Despite the mild winter, I hadn’t managed to ride a century since December. I’ve been on the bike nearly every day, but the short days combined with cramped schedules and weather that went lousy (only cold rain and wet snow meet the definition) kept me from riding a full day.
By the middle of February, I was feeling charged to brace whatever the weather gods might throw at me. As my buddy Harry Campbell says when heading to the White Mountains to camp in January, we’re just after a little discomfort in our oh-so-comfortable lives. So when I awakened Sunday morning in Sperryville to 22 degrees and howling winds, I was excited about the day’s potential for a little discomfort. But by the time Laurie and I headed down the driveway it was already 10 o’clock, and I would’ve been hard pressed to make it home before dark. I had her drop me in Washington so as to avoid starting 94 miles facing the wind on a highway. I would have plenty of blustering breeze — and a very nice tailwind from Leesburg to Arlington. Pics: Washington to Washington.
The following Saturday, Lane drove us to Marshall to meet Ed and Mary’s tandem for a modified, 113-mile “We Can See Clearly Now,” a route circumnavigating the northern section of Shenandoah Park and the Massanutten Valley, with Front Royal on the north and Thornton Gap on the south. But we hardly felt discomfort in the weather. Temps at the start were high 30s and rose to the upper 50s by the time we stopped for lunch in Luray.

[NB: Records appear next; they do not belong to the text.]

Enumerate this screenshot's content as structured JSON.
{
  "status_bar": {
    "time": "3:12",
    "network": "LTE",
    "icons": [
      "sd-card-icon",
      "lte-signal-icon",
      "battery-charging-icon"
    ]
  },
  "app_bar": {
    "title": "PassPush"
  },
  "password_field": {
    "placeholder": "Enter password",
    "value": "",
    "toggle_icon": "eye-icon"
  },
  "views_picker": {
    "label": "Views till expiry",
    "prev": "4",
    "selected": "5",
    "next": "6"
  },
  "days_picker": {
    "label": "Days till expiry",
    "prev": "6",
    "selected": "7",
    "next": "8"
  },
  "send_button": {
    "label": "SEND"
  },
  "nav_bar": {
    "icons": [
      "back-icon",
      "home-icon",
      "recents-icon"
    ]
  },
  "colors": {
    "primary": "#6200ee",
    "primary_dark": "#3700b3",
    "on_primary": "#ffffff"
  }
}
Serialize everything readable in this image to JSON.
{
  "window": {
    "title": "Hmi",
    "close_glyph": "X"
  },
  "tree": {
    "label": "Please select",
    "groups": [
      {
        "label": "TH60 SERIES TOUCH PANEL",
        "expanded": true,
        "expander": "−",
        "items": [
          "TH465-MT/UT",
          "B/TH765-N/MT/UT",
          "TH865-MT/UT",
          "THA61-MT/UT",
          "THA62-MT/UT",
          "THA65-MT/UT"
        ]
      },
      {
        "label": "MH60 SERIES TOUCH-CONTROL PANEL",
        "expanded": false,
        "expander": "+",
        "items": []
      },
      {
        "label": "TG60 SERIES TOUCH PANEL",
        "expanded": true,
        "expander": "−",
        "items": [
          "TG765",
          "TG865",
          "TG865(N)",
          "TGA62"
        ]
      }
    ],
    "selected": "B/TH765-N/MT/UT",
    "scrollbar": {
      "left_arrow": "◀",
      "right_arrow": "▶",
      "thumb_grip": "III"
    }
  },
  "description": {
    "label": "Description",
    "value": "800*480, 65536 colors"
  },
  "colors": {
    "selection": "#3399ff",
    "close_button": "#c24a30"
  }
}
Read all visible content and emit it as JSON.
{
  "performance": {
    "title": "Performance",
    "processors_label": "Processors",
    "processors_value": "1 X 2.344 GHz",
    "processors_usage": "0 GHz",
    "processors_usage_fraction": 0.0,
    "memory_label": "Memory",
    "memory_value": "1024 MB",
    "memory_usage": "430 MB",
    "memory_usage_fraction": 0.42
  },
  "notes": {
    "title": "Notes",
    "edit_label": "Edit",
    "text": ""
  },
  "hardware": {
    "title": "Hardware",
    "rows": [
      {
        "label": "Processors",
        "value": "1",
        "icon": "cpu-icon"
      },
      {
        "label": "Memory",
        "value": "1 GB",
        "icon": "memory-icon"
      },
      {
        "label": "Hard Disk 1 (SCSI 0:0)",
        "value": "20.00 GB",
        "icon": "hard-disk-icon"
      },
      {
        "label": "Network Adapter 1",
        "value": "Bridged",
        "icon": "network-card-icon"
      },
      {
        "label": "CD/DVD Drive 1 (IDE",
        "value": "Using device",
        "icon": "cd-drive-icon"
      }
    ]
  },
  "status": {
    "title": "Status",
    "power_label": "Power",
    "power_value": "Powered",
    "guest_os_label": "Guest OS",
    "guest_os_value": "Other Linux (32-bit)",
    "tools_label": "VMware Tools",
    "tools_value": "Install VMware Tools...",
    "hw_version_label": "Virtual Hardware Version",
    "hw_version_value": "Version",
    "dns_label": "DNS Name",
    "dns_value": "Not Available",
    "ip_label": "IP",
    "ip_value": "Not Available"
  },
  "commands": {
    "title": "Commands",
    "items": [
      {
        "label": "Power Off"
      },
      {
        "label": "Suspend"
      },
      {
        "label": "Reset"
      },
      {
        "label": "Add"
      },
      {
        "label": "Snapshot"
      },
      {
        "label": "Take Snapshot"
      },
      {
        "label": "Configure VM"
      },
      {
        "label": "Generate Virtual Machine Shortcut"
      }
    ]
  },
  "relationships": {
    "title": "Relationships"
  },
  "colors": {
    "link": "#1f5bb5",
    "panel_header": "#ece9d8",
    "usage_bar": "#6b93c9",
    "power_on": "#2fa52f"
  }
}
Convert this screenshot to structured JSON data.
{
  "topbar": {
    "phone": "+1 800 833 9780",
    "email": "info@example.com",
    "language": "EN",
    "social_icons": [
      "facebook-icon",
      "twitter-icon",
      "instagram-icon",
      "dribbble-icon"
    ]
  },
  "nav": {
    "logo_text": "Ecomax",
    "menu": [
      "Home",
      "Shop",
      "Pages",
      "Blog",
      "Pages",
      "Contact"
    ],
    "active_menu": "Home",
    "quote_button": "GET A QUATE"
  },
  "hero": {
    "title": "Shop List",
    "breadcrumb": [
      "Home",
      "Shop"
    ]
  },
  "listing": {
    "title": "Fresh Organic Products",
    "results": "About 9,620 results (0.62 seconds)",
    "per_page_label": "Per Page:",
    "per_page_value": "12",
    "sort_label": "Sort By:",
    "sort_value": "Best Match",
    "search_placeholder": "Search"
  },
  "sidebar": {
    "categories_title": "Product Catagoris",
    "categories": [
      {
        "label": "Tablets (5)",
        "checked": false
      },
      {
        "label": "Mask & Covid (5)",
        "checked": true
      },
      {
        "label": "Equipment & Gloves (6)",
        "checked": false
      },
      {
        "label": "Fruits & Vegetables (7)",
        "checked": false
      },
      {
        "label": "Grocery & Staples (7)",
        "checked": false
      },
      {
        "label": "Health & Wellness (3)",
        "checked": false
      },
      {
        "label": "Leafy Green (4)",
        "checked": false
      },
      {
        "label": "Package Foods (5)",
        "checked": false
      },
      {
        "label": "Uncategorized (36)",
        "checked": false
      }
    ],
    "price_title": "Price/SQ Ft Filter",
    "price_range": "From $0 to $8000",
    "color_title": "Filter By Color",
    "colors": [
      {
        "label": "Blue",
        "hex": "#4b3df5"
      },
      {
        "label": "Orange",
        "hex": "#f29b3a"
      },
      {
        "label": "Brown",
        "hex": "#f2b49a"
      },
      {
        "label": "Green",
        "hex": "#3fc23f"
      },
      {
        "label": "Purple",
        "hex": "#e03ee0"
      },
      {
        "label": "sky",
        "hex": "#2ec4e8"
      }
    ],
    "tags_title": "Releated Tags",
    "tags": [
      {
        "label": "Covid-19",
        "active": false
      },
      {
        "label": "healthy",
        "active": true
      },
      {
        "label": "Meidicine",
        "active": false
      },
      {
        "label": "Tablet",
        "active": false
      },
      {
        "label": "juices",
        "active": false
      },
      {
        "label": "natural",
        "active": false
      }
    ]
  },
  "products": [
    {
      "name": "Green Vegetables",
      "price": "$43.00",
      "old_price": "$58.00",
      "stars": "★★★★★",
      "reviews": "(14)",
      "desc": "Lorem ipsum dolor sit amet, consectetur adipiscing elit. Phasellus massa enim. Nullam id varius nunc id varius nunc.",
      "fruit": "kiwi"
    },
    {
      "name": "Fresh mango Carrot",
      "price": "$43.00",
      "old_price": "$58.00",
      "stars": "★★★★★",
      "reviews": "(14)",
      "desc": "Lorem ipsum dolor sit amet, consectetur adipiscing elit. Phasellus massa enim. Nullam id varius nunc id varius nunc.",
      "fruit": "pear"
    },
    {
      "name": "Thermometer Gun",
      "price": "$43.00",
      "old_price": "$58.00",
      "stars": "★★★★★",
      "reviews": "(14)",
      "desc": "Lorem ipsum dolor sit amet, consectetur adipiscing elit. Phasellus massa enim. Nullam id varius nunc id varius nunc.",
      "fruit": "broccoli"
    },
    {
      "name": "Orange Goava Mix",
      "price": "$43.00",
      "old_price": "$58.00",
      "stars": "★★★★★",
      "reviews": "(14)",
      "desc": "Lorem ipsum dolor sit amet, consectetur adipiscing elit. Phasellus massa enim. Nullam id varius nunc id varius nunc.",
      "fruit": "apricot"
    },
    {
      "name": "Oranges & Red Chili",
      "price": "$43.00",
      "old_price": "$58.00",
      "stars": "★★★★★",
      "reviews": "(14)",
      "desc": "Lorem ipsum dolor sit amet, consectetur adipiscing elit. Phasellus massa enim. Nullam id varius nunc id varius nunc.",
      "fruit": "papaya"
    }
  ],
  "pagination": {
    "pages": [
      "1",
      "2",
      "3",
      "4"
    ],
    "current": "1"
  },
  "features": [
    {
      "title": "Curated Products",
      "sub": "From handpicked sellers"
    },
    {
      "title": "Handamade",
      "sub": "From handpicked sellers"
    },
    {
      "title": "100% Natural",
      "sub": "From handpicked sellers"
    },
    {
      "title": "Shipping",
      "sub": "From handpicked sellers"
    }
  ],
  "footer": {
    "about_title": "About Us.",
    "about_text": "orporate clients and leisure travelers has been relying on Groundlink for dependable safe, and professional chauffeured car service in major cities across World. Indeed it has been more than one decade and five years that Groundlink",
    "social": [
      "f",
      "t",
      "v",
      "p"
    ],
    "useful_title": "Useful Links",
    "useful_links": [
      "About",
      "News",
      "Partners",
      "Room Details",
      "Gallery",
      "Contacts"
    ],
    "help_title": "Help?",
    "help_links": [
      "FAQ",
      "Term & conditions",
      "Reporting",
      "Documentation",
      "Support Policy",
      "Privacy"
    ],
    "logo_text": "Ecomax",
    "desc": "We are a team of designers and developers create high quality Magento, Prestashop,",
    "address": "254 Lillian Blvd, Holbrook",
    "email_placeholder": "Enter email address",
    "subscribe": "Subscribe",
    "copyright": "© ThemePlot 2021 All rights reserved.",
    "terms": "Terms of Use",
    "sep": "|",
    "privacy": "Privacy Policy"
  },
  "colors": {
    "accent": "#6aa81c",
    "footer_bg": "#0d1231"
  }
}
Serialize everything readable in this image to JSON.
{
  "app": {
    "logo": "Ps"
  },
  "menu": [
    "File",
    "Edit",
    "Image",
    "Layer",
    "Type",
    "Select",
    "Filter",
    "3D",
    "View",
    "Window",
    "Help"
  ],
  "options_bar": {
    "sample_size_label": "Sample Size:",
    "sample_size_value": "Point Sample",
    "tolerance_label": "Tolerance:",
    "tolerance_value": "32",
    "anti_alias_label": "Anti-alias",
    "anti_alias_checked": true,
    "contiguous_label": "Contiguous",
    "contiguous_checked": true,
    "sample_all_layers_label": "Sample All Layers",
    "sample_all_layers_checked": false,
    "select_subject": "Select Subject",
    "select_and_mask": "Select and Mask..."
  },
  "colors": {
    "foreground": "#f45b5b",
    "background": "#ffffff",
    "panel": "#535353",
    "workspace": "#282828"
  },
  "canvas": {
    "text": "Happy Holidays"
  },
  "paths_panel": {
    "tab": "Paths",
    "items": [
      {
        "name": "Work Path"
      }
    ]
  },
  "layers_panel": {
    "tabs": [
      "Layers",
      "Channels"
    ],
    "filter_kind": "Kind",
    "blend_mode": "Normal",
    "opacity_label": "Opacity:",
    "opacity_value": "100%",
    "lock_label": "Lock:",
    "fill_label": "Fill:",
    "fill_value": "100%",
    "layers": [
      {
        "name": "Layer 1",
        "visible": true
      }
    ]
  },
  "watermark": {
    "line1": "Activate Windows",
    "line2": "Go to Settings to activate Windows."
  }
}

We did a lot of dawdling over a 10-hour day: a coffee break in Front Royal, the long lunch, a couple of other pop stops, pauses to take in the views — and cautious approaches to unrestrained canines. It was Lane, who never seems to tire, who dragged me safely the last six miles behind his headlight and his draft back to Marshall, a good half-hour after dark.
Pics, with a few by Mary: On a clear day.